The Hartford Courant published an interesting piece today noting that the Connecticut state ethics office have found that UConn violated state nepotism laws by allowing Randy Edsall to hire his son Corey to coach the tight ends, and the fact that Randy, as head coach of the program, helped to negotiate a contract for his son.
As a result, lawyers for the ethics board are recommending that the ethics board take no immediate action against UConn or Randy Edsall, and that Corey be allowed to coach this fall, as long as his one-year contract is not renewed. That recommendation is being presented at the group’s meeting July 20th, according to the article. Corey is set to make $95,000 this fall coaching the tight ends.

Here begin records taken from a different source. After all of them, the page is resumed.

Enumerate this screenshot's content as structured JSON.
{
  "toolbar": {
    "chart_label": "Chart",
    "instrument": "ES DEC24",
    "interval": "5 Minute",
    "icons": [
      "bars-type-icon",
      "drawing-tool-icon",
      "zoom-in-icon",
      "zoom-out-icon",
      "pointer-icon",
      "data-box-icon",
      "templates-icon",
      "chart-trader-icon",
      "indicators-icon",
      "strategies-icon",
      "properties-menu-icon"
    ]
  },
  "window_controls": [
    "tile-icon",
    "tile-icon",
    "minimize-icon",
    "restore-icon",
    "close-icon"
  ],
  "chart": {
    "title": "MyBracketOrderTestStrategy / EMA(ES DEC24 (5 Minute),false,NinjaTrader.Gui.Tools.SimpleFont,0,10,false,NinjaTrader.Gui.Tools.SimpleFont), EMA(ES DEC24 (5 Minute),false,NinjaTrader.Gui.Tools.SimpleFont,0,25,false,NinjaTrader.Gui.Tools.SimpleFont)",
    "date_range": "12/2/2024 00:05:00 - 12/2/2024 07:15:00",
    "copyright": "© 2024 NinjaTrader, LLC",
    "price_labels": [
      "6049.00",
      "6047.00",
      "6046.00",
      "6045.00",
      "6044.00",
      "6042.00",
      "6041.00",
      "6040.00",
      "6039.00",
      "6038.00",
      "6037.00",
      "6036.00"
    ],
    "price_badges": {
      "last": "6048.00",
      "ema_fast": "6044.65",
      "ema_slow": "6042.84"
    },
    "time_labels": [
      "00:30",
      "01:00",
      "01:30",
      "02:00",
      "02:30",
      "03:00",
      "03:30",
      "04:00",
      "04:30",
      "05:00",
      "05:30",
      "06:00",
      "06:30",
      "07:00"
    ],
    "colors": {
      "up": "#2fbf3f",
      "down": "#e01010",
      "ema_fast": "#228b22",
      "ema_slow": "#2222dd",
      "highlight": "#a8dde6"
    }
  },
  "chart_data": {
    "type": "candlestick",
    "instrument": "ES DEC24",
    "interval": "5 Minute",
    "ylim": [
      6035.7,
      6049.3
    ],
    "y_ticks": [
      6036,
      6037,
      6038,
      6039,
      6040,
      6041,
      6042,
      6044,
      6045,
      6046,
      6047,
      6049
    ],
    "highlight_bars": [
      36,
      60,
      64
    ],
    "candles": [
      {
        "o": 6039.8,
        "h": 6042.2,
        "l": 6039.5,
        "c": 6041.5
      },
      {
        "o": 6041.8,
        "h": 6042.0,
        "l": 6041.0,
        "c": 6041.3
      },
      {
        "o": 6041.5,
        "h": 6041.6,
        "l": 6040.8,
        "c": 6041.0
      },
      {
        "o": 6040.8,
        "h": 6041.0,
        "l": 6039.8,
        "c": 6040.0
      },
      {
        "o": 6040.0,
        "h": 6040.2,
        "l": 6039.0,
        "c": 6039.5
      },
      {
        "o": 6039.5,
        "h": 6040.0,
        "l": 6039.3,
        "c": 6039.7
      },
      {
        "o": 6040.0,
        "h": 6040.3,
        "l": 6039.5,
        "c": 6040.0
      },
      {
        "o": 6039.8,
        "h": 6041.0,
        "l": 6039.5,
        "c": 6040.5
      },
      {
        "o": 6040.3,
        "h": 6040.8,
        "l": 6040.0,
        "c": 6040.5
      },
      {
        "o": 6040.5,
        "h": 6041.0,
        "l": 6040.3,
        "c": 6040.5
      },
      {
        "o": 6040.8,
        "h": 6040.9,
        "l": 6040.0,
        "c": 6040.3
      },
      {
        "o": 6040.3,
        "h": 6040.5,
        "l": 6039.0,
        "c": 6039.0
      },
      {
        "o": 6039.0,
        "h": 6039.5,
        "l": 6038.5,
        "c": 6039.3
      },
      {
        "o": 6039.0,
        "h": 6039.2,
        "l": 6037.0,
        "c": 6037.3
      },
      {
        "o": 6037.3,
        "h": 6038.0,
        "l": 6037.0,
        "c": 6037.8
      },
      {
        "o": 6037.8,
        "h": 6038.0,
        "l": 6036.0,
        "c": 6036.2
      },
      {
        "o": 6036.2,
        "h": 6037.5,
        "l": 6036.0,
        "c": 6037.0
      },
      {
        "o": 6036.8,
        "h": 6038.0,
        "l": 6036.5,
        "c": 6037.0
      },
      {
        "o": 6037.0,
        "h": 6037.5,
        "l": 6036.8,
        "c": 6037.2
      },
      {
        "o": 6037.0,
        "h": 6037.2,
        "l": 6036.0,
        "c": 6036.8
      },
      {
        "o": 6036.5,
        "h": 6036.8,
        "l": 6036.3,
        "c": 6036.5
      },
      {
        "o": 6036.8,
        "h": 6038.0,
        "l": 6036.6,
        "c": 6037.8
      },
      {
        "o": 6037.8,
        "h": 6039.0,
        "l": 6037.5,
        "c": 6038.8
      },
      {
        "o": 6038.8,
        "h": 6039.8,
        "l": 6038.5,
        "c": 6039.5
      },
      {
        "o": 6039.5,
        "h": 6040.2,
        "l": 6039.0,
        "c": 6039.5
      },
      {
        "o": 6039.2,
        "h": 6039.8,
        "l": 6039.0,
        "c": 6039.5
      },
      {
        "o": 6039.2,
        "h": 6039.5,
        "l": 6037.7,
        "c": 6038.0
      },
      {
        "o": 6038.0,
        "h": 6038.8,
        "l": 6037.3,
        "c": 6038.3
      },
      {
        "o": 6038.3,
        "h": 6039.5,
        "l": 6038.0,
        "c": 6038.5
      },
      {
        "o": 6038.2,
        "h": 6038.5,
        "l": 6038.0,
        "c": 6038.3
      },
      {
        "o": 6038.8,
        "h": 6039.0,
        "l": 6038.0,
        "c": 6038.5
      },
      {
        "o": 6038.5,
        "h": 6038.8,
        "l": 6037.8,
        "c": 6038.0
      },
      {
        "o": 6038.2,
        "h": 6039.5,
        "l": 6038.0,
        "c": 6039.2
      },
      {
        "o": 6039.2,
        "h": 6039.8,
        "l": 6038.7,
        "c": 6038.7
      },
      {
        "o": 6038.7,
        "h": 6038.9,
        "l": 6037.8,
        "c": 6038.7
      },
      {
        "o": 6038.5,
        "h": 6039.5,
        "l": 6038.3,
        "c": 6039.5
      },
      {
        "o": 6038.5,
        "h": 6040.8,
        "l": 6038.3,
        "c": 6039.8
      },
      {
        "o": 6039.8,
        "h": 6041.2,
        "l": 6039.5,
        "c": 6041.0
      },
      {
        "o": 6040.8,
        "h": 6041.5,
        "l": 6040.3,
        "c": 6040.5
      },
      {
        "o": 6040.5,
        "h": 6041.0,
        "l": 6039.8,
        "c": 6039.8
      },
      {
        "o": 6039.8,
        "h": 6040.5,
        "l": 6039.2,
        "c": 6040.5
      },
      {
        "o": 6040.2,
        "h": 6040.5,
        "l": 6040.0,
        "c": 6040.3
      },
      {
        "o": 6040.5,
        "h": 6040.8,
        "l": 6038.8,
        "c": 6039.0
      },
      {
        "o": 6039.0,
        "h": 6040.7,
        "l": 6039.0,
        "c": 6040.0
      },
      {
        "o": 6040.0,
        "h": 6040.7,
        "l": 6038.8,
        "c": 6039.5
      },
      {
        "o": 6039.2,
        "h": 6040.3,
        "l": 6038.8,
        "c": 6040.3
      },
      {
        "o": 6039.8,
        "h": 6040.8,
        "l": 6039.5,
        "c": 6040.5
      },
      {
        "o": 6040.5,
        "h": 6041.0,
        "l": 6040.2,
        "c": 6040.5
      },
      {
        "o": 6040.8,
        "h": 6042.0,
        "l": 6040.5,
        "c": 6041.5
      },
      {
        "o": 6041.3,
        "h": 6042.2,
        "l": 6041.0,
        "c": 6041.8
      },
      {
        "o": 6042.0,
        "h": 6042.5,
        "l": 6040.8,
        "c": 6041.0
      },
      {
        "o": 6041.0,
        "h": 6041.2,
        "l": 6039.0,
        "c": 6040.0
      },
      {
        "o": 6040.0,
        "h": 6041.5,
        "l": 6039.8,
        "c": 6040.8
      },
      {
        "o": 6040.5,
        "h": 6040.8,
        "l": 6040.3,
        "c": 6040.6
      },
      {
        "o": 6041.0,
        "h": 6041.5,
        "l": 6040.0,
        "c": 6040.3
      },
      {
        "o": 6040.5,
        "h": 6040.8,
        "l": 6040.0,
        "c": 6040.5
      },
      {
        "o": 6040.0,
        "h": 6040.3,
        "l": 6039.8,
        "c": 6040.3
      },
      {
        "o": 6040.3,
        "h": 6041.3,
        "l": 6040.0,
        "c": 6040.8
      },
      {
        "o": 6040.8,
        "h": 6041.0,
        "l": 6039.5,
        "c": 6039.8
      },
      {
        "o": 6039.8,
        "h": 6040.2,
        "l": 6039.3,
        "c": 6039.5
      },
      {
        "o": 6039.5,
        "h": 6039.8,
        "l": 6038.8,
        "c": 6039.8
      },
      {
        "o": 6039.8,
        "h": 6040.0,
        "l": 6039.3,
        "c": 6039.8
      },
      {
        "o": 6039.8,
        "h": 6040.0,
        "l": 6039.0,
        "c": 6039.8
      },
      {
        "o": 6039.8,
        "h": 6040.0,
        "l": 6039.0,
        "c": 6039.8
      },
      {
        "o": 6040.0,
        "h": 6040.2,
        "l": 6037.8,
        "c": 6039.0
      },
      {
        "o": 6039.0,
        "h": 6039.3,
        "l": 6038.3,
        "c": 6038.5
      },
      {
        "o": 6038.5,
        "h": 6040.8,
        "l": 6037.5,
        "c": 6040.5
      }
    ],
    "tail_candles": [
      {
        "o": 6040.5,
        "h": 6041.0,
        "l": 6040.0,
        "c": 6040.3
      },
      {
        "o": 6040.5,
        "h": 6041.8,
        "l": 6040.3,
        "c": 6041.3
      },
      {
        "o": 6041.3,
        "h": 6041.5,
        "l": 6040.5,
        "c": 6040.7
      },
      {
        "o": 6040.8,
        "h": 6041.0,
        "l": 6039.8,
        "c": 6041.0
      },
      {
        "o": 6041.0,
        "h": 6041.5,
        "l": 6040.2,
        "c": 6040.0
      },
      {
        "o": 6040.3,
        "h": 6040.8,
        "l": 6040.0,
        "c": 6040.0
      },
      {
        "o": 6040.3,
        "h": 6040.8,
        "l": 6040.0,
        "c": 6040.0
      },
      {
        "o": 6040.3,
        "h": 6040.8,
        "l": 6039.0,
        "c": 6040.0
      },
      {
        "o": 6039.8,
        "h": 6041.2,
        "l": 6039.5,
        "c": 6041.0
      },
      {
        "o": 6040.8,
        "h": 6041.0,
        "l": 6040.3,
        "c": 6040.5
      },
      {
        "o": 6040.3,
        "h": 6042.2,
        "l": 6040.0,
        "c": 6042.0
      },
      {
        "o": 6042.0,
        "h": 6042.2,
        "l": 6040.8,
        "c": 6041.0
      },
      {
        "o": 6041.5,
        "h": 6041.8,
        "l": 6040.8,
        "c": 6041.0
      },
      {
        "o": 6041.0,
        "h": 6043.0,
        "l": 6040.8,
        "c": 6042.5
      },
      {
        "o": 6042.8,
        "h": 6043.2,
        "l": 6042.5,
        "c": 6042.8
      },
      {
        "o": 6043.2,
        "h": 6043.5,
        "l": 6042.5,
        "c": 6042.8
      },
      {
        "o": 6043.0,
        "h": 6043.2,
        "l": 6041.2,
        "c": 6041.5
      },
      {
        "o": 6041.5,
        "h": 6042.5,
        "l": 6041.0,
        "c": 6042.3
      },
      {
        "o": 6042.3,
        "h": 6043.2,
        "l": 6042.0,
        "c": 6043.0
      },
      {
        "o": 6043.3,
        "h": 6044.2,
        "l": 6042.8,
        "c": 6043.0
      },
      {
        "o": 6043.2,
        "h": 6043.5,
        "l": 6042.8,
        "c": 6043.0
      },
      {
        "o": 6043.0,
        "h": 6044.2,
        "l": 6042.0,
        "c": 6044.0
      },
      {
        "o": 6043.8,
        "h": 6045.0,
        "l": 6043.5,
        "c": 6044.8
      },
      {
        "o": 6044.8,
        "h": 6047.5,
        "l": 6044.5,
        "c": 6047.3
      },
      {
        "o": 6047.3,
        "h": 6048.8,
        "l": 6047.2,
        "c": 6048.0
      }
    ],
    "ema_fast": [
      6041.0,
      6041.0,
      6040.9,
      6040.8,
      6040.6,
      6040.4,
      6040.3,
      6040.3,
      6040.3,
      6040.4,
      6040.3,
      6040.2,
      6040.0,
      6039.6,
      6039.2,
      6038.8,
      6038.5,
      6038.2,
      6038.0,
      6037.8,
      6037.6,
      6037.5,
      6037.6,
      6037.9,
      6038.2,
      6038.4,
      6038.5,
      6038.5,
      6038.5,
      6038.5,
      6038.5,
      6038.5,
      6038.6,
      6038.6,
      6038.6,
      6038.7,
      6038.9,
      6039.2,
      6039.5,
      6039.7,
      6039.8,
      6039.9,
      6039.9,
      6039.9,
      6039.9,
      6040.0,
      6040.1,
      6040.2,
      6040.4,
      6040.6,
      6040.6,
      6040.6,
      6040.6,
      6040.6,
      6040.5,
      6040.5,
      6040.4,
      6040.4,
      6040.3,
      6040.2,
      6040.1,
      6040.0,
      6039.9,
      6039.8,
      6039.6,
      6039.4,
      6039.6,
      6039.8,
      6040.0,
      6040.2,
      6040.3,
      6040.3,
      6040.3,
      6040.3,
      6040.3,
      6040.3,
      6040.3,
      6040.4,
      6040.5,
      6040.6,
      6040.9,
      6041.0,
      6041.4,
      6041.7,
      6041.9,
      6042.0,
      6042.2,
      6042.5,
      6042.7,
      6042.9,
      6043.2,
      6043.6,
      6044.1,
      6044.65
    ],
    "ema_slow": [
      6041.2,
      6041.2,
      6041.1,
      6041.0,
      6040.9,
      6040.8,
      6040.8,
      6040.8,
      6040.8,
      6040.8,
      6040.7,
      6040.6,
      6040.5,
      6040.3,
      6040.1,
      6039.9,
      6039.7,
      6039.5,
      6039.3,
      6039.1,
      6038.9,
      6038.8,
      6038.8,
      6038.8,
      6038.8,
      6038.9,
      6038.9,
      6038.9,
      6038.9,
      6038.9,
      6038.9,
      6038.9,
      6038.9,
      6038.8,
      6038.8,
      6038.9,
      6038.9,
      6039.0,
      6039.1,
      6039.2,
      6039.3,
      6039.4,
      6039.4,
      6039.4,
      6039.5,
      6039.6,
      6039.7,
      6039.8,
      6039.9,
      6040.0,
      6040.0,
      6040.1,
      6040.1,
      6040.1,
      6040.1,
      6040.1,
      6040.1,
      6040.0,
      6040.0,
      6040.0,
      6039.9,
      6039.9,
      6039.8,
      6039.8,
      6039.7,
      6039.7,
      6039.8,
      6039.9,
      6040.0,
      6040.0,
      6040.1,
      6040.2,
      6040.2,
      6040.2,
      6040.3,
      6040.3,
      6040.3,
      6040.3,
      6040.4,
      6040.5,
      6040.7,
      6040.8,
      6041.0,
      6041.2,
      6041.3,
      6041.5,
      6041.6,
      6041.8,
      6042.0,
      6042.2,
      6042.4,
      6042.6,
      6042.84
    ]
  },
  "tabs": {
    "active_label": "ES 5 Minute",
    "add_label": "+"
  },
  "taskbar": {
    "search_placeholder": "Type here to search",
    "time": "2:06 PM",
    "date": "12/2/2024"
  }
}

Taking a quick look at the USA Today database of assistant coaches salaries from 2016, that $95,000 salary would rank Corey right around the 800th out of the 963 coaches they have salary information on. Corey’s compensation, position, and experience would be right in line with other coaches in that pay range.
UConn argued that Edsall’s official appointment came after the negotiation on Corey’s contract, but the state ethics board argued that was a mere formality in the big picture and giving that argument merit would open the door in future cases.
Prior to joining his father’s staff at UConn in January, Corey spent two seasons at Colorado, first as an intern, and then as a graduate assistant working with the defense. Corey was part of the program’s turn around, with the Buffs going 10-4 with an appearance in the Pac-12 title game. Before that, Corey also interned for two summers as a scouting intern in the NFL, first with the Patriots in 2013, and then with the Eagles in 2014.
As a player, Corey started off playing quarterback at Syracuse before transferring to Maryland, where he served as a student assistant on his father’s staff for three seasons on the offensive side of the ball.
I think we can all understand, and (at least in a sense) appreciate why the law was formed in the first place, which was to prevent a person holding a state job from giving someone of their relation a job that they’re not qualified for, but this isn’t that. While there may have been better candidates on paper as far as experience, Corey wasn’t just handed the job fresh out of college. As many coaches do, he worked as an intern and graduate assistant before eventually getting an chance to work with his father – an opportunity that they likely both dreamed of for years.
But the state ethics board is putting a one-year clock on that dream.
In this instance, to say that you can’t hire someone because he’s your own blood is, in my opinion, incredibly short-sighted, and is clearly not in the spirit of why the law was put into action in the first place.
Head over to the Hartford Courant to read more, including more on the stances of UConn, Randy Edsall, and the state ethics board.